▶ [WHAT THE EXERCISE ASKS]: Should an entry contain an image, leave the image out and repeat the entry's text exactly.

Collection entries
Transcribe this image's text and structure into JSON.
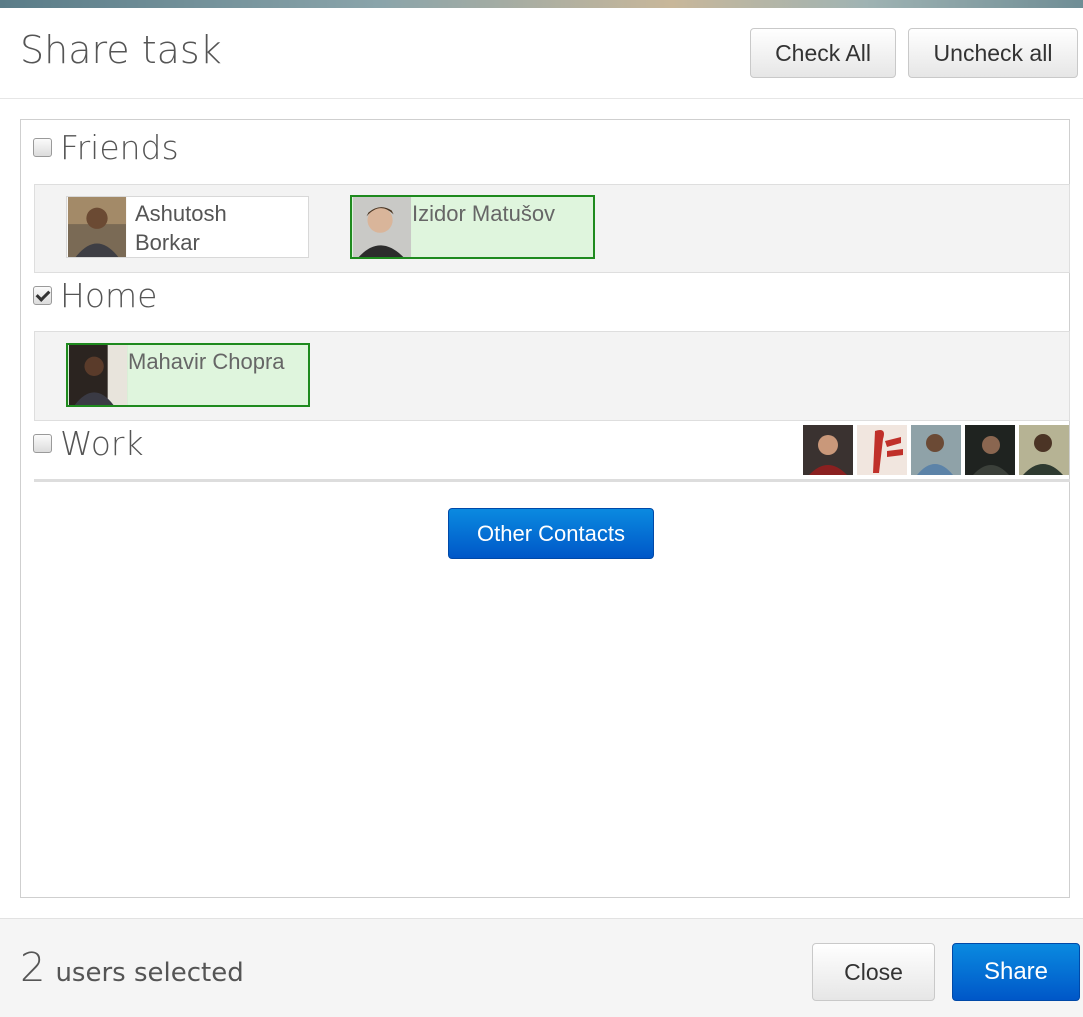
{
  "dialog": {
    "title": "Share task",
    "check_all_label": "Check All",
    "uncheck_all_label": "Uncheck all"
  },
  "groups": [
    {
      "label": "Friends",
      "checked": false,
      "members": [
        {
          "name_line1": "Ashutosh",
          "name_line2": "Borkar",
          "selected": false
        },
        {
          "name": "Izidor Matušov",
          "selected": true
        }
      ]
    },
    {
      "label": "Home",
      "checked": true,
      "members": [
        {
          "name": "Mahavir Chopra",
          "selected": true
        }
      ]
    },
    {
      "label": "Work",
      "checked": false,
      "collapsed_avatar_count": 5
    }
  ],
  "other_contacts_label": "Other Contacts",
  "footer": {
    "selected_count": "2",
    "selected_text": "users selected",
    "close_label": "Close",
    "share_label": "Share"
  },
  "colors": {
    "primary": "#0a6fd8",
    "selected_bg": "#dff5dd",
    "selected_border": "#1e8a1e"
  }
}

▶ [ANSWER TO THIS TASK]:
Transcribe this image's text and structure into JSON.
{
  "dialog": {
    "title": "Share task",
    "check_all_label": "Check All",
    "uncheck_all_label": "Uncheck all"
  },
  "groups": [
    {
      "label": "Friends",
      "checked": false,
      "members": [
        {
          "name_line1": "Ashutosh",
          "name_line2": "Borkar",
          "selected": false
        },
        {
          "name": "Izidor Matušov",
          "selected": true
        }
      ]
    },
    {
      "label": "Home",
      "checked": true,
      "members": [
        {
          "name": "Mahavir Chopra",
          "selected": true
        }
      ]
    },
    {
      "label": "Work",
      "checked": false,
      "collapsed_avatar_count": 5
    }
  ],
  "other_contacts_label": "Other Contacts",
  "footer": {
    "selected_count": "2",
    "selected_text": "users selected",
    "close_label": "Close",
    "share_label": "Share"
  },
  "colors": {
    "primary": "#0a6fd8",
    "selected_bg": "#dff5dd",
    "selected_border": "#1e8a1e"
  }
}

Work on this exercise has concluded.